Many plants commonly found in our yards and gardens are susceptible to infestations of a series of fungi collectively called powdery mildew. It is commonly believed that powdery mildew infestations are the result of wet growing conditions but hot weather is more likely the key element in its spread through our gardens.
Powdery mildew can sweep through a planting in short order resulting in dramatic reductions in fruit and vegetable yields. Likewise powdery mildew can so damage flowering plants that they become unsightly.
Some easy preventative measures can be taken long before signs of infestation occur. Give susceptible plants plenty of room so that they have good air circulation. Treat any early signs of powdery mildew to deter its spread to other plants in the yard.
Garden talk is full of treatments for powdery mildew. There is a possibility that you have been advised to spray affected plants with a 10% solution of skim milk, a solution of vegetable or dormant oil, a weak tea solution, a solution of dishwashing soap, or a solution of baking soda. All of the above and others have been shown to be mildly to totally successful in preventing an infestation or stopping the spread of the fungi responsible for powdery mildew.
There are many commercial fungicidal products that can be sprayed on plants to give some degree of protection from fungal diseases such as black spot and powdery mildew. Some gardeners resist the urge to use these products due to fears of potential harm to birds, beneficial insects and themselves. Fortunately some of the very best fungicidal products are safe and considered organic, although they are chemical in nature. Four safe and effective procedures are listed below.
Powdered sulfur can be made into an aqueous solution and applied to affected plants at 7-10 day intervals. Several drops of dishwashing soap or insecticidal soap can be added as a wetting agent. Spray on upper and lower leaf surfaces of all affected plants. This treatment will result in a milky residue that deters from the natural beauty of the plant. This solution should not be applied when daytime temperatures are above 32 degrees C (90 degrees F) as its application can result in some plant tissue damage at high temperatures.
Sodium bicarbonate (Baking Soda) or potassium bicarbonate are very effective in preventing powdery mildew infestation and/or eradicating infestations of powdery mildew that have become established. A solution of one teaspoon of baking soda per liter of water will be a very effective treatment and at very low cost. The solution may be even more effective when a few drops of dishwashing soap or insecticidal soap are added as a wetting agent. Spray on both the upper and lower leaf surfaces. This solution sucks the
moisture out of the fungal hyphae in a process referred to as osmotic shock. Repeat treatment every 7-10 days but more often during times of rain. A slight residue remains.
Cupric hydroxide in an aqueous (water) solution is highly effective in treating a wide variety of fungi including black spot and powdery mildew.
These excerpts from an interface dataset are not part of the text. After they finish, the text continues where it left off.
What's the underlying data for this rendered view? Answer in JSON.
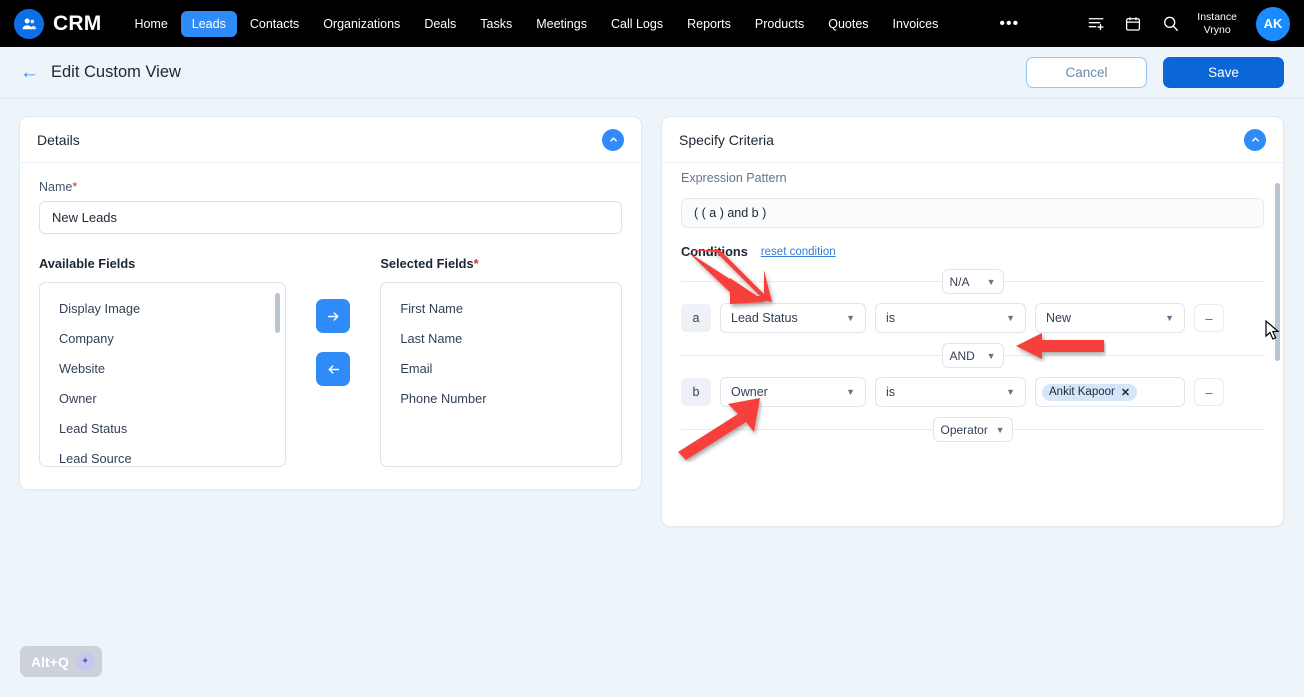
{
  "navbar": {
    "brand": "CRM",
    "brand_icon": "contacts-people-icon",
    "links": [
      {
        "label": "Home",
        "active": false
      },
      {
        "label": "Leads",
        "active": true
      },
      {
        "label": "Contacts",
        "active": false
      },
      {
        "label": "Organizations",
        "active": false
      },
      {
        "label": "Deals",
        "active": false
      },
      {
        "label": "Tasks",
        "active": false
      },
      {
        "label": "Meetings",
        "active": false
      },
      {
        "label": "Call Logs",
        "active": false
      },
      {
        "label": "Reports",
        "active": false
      },
      {
        "label": "Products",
        "active": false
      },
      {
        "label": "Quotes",
        "active": false
      },
      {
        "label": "Invoices",
        "active": false
      }
    ],
    "more": "•••",
    "icons": [
      "list-add-icon",
      "calendar-icon",
      "search-icon"
    ],
    "instance_label": "Instance",
    "instance_name": "Vryno",
    "avatar_initials": "AK",
    "accent": "#2f8bf7"
  },
  "subheader": {
    "back_icon": "arrow-left-icon",
    "title": "Edit Custom View",
    "cancel_label": "Cancel",
    "save_label": "Save",
    "save_color": "#0b66d8"
  },
  "details": {
    "panel_title": "Details",
    "collapse_icon": "chevron-up-icon",
    "name_label": "Name",
    "name_required": "*",
    "name_value": "New Leads",
    "name_placeholder": "Name",
    "available_label": "Available Fields",
    "selected_label": "Selected Fields",
    "selected_required": "*",
    "available_fields": [
      "Display Image",
      "Company",
      "Website",
      "Owner",
      "Lead Status",
      "Lead Source"
    ],
    "selected_fields": [
      "First Name",
      "Last Name",
      "Email",
      "Phone Number"
    ],
    "move_right_icon": "arrow-right-icon",
    "move_left_icon": "arrow-left-icon"
  },
  "criteria": {
    "panel_title": "Specify Criteria",
    "collapse_icon": "chevron-up-icon",
    "expression_label": "Expression Pattern",
    "expression_value": "( ( a ) and b )",
    "conditions_label": "Conditions",
    "reset_label": "reset condition",
    "top_joiner": "N/A",
    "middle_joiner": "AND",
    "bottom_joiner": "Operator",
    "rows": [
      {
        "key": "a",
        "field": "Lead Status",
        "operator": "is",
        "value": "New",
        "value_type": "select",
        "remove_label": "–"
      },
      {
        "key": "b",
        "field": "Owner",
        "operator": "is",
        "value": "Ankit  Kapoor",
        "value_type": "chip",
        "chip_remove_icon": "close-icon",
        "remove_label": "–"
      }
    ]
  },
  "annotations": {
    "arrow_color": "#f7413a",
    "arrows": [
      {
        "name": "arrow-to-lead-status-field",
        "direction": "down-right"
      },
      {
        "name": "arrow-to-and-joiner",
        "direction": "left"
      },
      {
        "name": "arrow-to-owner-field",
        "direction": "up-right"
      }
    ]
  },
  "assistant": {
    "shortcut_label": "Alt+Q",
    "icon": "sparkle-icon"
  }
}
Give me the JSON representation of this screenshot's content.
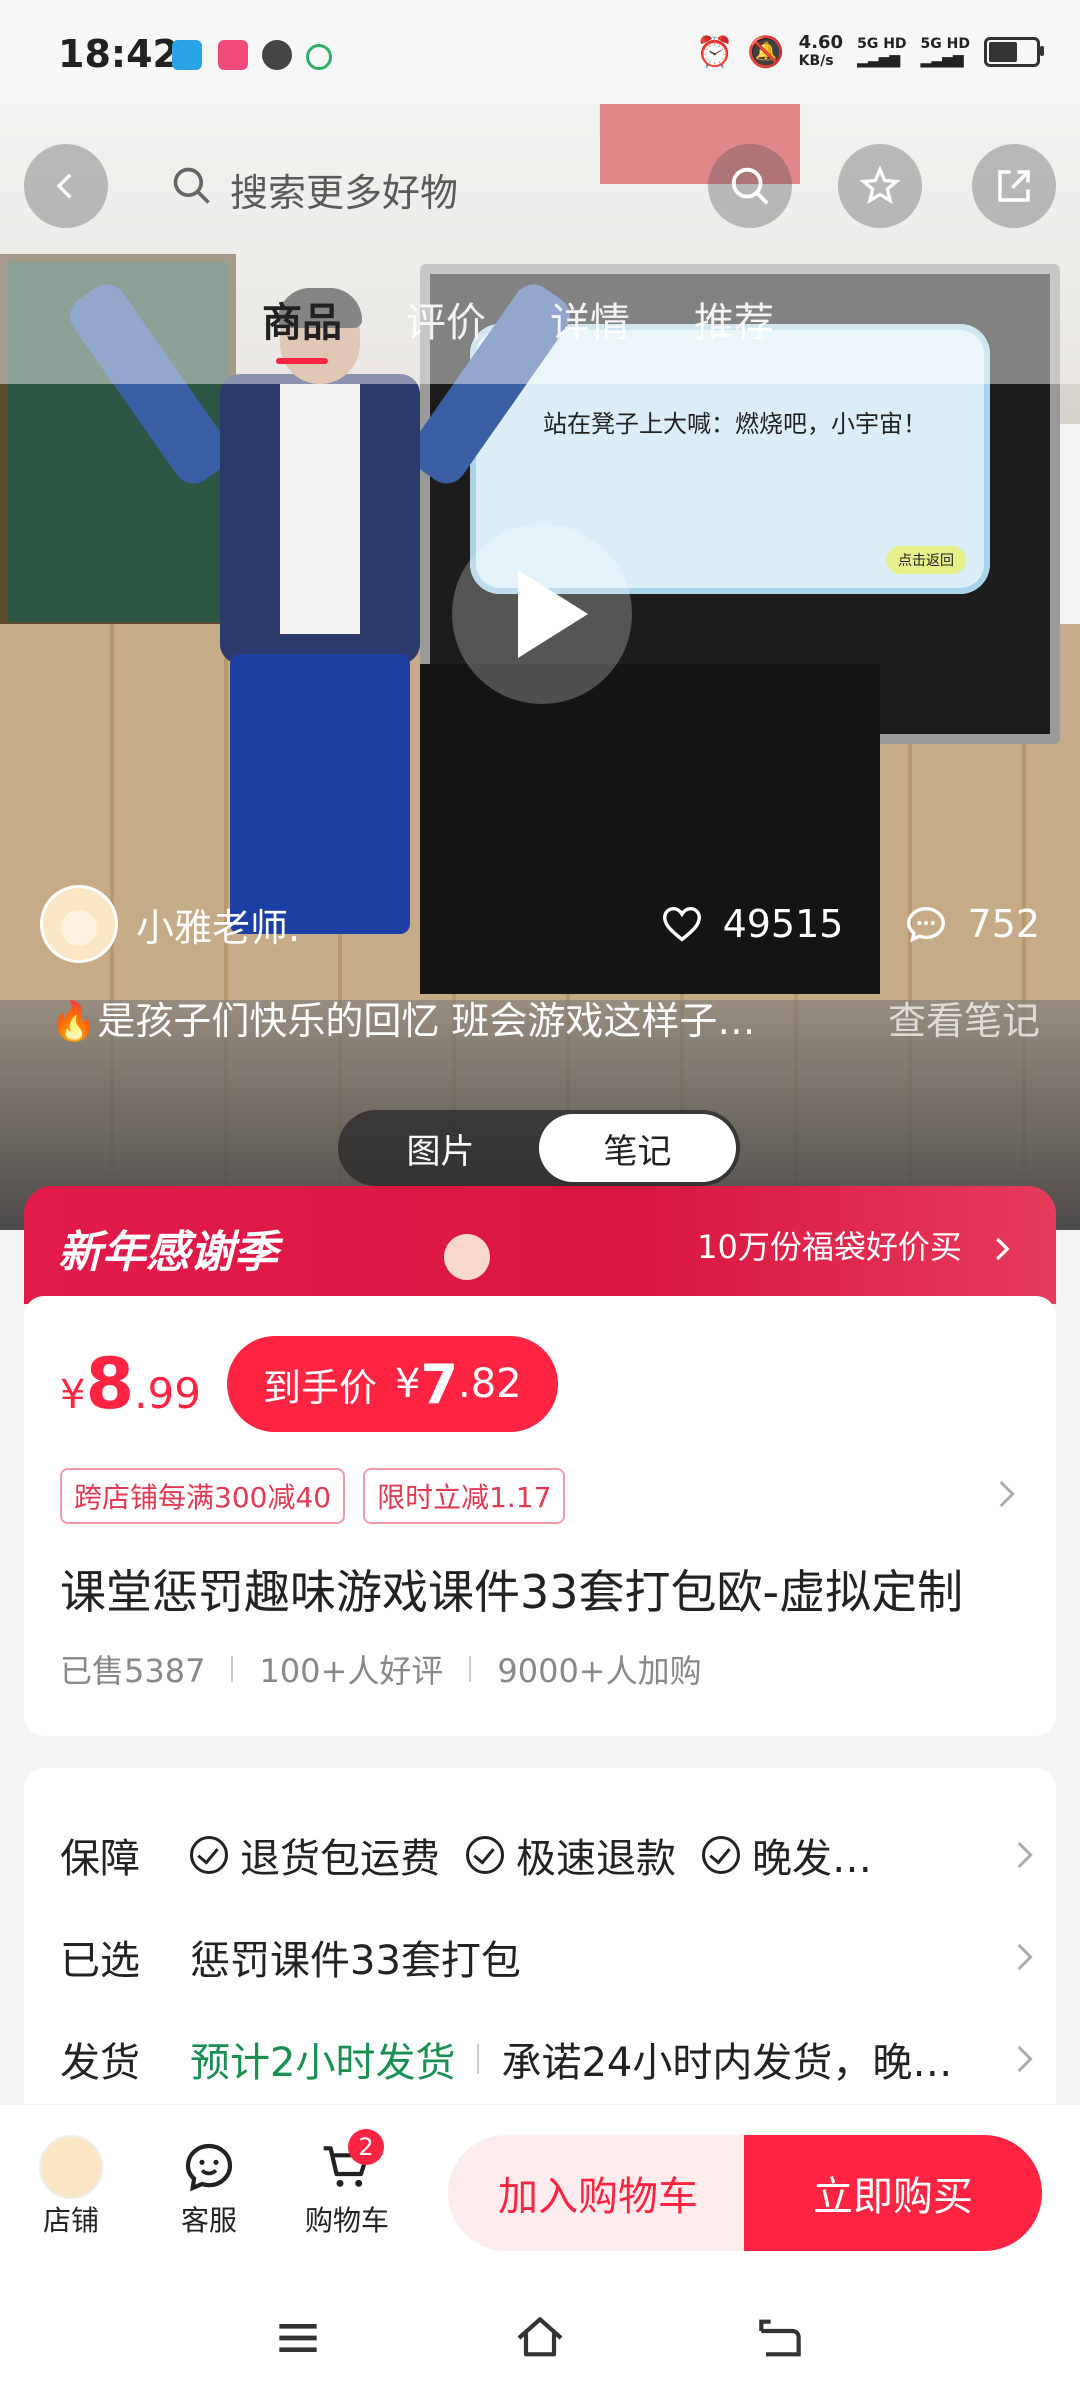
{
  "status_bar": {
    "time": "18:42",
    "network_speed": "4.60",
    "network_unit": "KB/s",
    "sim1": "5G HD",
    "sim2": "5G HD"
  },
  "top_nav": {
    "search_placeholder": "搜索更多好物",
    "tabs": [
      {
        "label": "商品"
      },
      {
        "label": "评价"
      },
      {
        "label": "详情"
      },
      {
        "label": "推荐"
      }
    ]
  },
  "hero": {
    "screen_text": "站在凳子上大喊：燃烧吧，小宇宙！",
    "screen_btn": "点击返回"
  },
  "author": {
    "name": "小雅老师.",
    "likes": "49515",
    "comments": "752"
  },
  "note": {
    "emoji": "🔥",
    "text": "是孩子们快乐的回忆 班会游戏这样子…",
    "link": "查看笔记"
  },
  "segment": {
    "options": [
      "图片",
      "笔记"
    ],
    "selected": "笔记"
  },
  "promo": {
    "title": "新年感谢季",
    "right_text": "10万份福袋好价买"
  },
  "product": {
    "price_symbol": "¥",
    "price_int": "8",
    "price_dec": ".99",
    "final_label": "到手价",
    "final_symbol": "¥",
    "final_int": "7",
    "final_dec": ".82",
    "coupons": [
      "跨店铺每满300减40",
      "限时立减1.17"
    ],
    "title": "课堂惩罚趣味游戏课件33套打包欧-虚拟定制",
    "sold": "已售5387",
    "reviews": "100+人好评",
    "carted": "9000+人加购"
  },
  "info": {
    "guarantee_label": "保障",
    "guarantees": [
      "退货包运费",
      "极速退款",
      "晚发…"
    ],
    "selected_label": "已选",
    "selected_value": "惩罚课件33套打包",
    "ship_label": "发货",
    "ship_eta": "预计2小时发货",
    "ship_promise": "承诺24小时内发货，晚…"
  },
  "bottom_bar": {
    "store": "店铺",
    "service": "客服",
    "cart": "购物车",
    "cart_count": "2",
    "add_cart": "加入购物车",
    "buy_now": "立即购买"
  },
  "colors": {
    "accent": "#ff2442",
    "promo": "#e31b4b",
    "green": "#1a8f52"
  }
}
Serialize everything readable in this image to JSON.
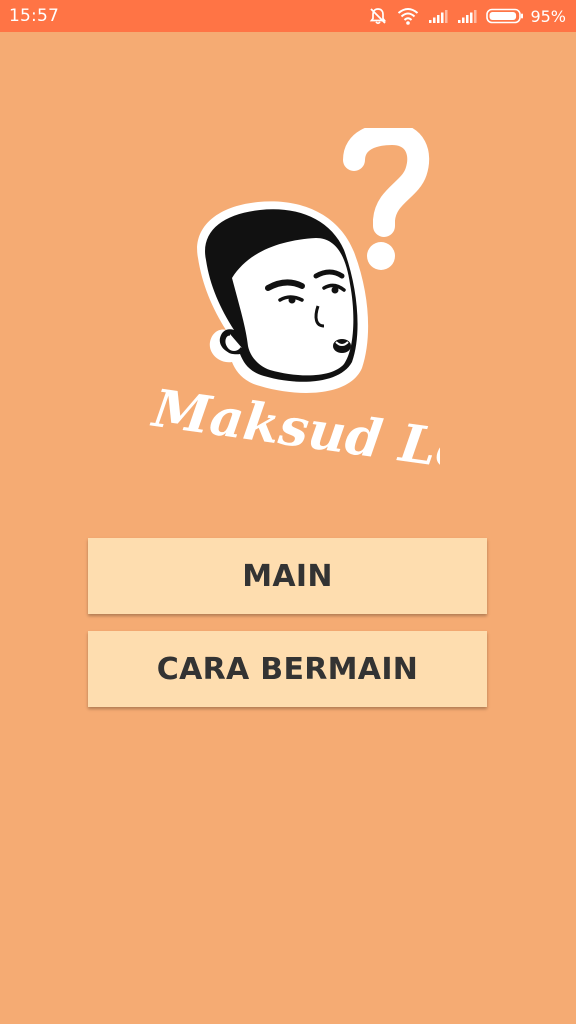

Unfortunately, it leaves a very prominent blue/gray residue on plant surfaces that have been treated. Again, a few drops of dishwashing soap should be added as a wetting agent. It is important to stir the cupric hydroxide solution well. Filtering the solution through a single layer of cloth will remove any clumps non dissolved solids that could plug the nozzle of your sprayer. It is important to wash all remaining solution from the sprayer after treatment is completed to prevent any buildup of solids in the sprayer, its pump parts and nozzle.
Soap sprays made by mixing liquid dishwashing soap (in amounts from one teaspoon to one tablespoon per liter) with water have been used to prevent fungal infestations with great success by thousands of home gardeners. The soap acts as a desiccant on contact with powdery mildew. The application of soap sprays is more effective if used as a preventative measure than when used to eradicate powdery mildew after infestation has occurred. No spray residue is visible on plant surfaces after treatment.